Requirement:
Everything in the records must be restated exactly, apart from the pictures.

Given records:
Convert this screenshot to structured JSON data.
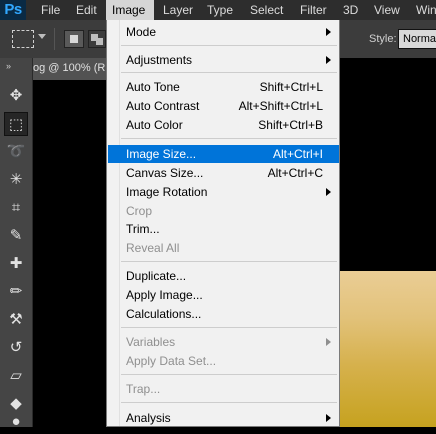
{
  "menubar": {
    "logo": "Ps",
    "items": [
      "File",
      "Edit",
      "Image",
      "Layer",
      "Type",
      "Select",
      "Filter",
      "3D",
      "View",
      "Win"
    ]
  },
  "options": {
    "style_label": "Style:",
    "style_value": "Normal"
  },
  "tools_panel": {
    "grip": "»",
    "tools": [
      "move-tool-icon",
      "rectangular-marquee-icon",
      "lasso-icon",
      "magic-wand-icon",
      "crop-icon",
      "eyedropper-icon",
      "healing-brush-icon",
      "brush-icon",
      "clone-stamp-icon",
      "history-brush-icon",
      "eraser-icon",
      "paint-bucket-icon",
      "blur-icon"
    ]
  },
  "document": {
    "tab_title": "og @ 100% (R"
  },
  "image_menu": {
    "mode": "Mode",
    "adjustments": "Adjustments",
    "auto_tone": "Auto Tone",
    "auto_tone_sc": "Shift+Ctrl+L",
    "auto_contrast": "Auto Contrast",
    "auto_contrast_sc": "Alt+Shift+Ctrl+L",
    "auto_color": "Auto Color",
    "auto_color_sc": "Shift+Ctrl+B",
    "image_size": "Image Size...",
    "image_size_sc": "Alt+Ctrl+I",
    "canvas_size": "Canvas Size...",
    "canvas_size_sc": "Alt+Ctrl+C",
    "image_rotation": "Image Rotation",
    "crop": "Crop",
    "trim": "Trim...",
    "reveal_all": "Reveal All",
    "duplicate": "Duplicate...",
    "apply_image": "Apply Image...",
    "calculations": "Calculations...",
    "variables": "Variables",
    "apply_data_set": "Apply Data Set...",
    "trap": "Trap...",
    "analysis": "Analysis"
  },
  "colors": {
    "highlight": "#0074d9",
    "menubar": "#2d2d2d",
    "gold_image": "#d6b14d"
  }
}
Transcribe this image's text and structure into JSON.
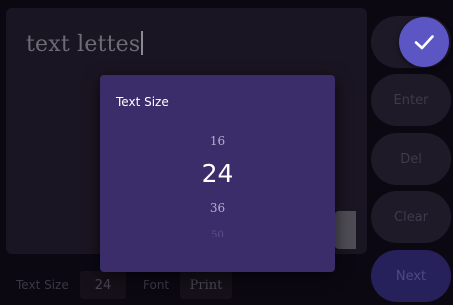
{
  "editor": {
    "text": "text lettes"
  },
  "side_buttons": {
    "enter": "Enter",
    "del": "Del",
    "clear": "Clear",
    "next": "Next"
  },
  "bottom_bar": {
    "text_size_label": "Text Size",
    "text_size_value": "24",
    "font_label": "Font",
    "font_value": "Print"
  },
  "dialog": {
    "title": "Text Size",
    "prev_option": "16",
    "selected_option": "24",
    "next_option": "36",
    "faint_option": "50"
  },
  "colors": {
    "accent": "#5b56c4",
    "dialog_bg": "#3a2d6a",
    "next_button": "#26215a"
  },
  "icons": {
    "confirm": "checkmark-icon"
  }
}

Solution to the exercise:
Convert this screenshot to structured JSON data.
{
  "menubar": {
    "logo": "Ps",
    "items": [
      "File",
      "Edit",
      "Image",
      "Layer",
      "Type",
      "Select",
      "Filter",
      "3D",
      "View",
      "Win"
    ]
  },
  "options": {
    "style_label": "Style:",
    "style_value": "Normal"
  },
  "tools_panel": {
    "grip": "»",
    "tools": [
      "move-tool-icon",
      "rectangular-marquee-icon",
      "lasso-icon",
      "magic-wand-icon",
      "crop-icon",
      "eyedropper-icon",
      "healing-brush-icon",
      "brush-icon",
      "clone-stamp-icon",
      "history-brush-icon",
      "eraser-icon",
      "paint-bucket-icon",
      "blur-icon"
    ]
  },
  "document": {
    "tab_title": "og @ 100% (R"
  },
  "image_menu": {
    "mode": "Mode",
    "adjustments": "Adjustments",
    "auto_tone": "Auto Tone",
    "auto_tone_sc": "Shift+Ctrl+L",
    "auto_contrast": "Auto Contrast",
    "auto_contrast_sc": "Alt+Shift+Ctrl+L",
    "auto_color": "Auto Color",
    "auto_color_sc": "Shift+Ctrl+B",
    "image_size": "Image Size...",
    "image_size_sc": "Alt+Ctrl+I",
    "canvas_size": "Canvas Size...",
    "canvas_size_sc": "Alt+Ctrl+C",
    "image_rotation": "Image Rotation",
    "crop": "Crop",
    "trim": "Trim...",
    "reveal_all": "Reveal All",
    "duplicate": "Duplicate...",
    "apply_image": "Apply Image...",
    "calculations": "Calculations...",
    "variables": "Variables",
    "apply_data_set": "Apply Data Set...",
    "trap": "Trap...",
    "analysis": "Analysis"
  },
  "colors": {
    "highlight": "#0074d9",
    "menubar": "#2d2d2d",
    "gold_image": "#d6b14d"
  }
}
Transcribe this image's text and structure into JSON.
{
  "editor": {
    "text": "text lettes"
  },
  "side_buttons": {
    "enter": "Enter",
    "del": "Del",
    "clear": "Clear",
    "next": "Next"
  },
  "bottom_bar": {
    "text_size_label": "Text Size",
    "text_size_value": "24",
    "font_label": "Font",
    "font_value": "Print"
  },
  "dialog": {
    "title": "Text Size",
    "prev_option": "16",
    "selected_option": "24",
    "next_option": "36",
    "faint_option": "50"
  },
  "colors": {
    "accent": "#5b56c4",
    "dialog_bg": "#3a2d6a",
    "next_button": "#26215a"
  },
  "icons": {
    "confirm": "checkmark-icon"
  }
}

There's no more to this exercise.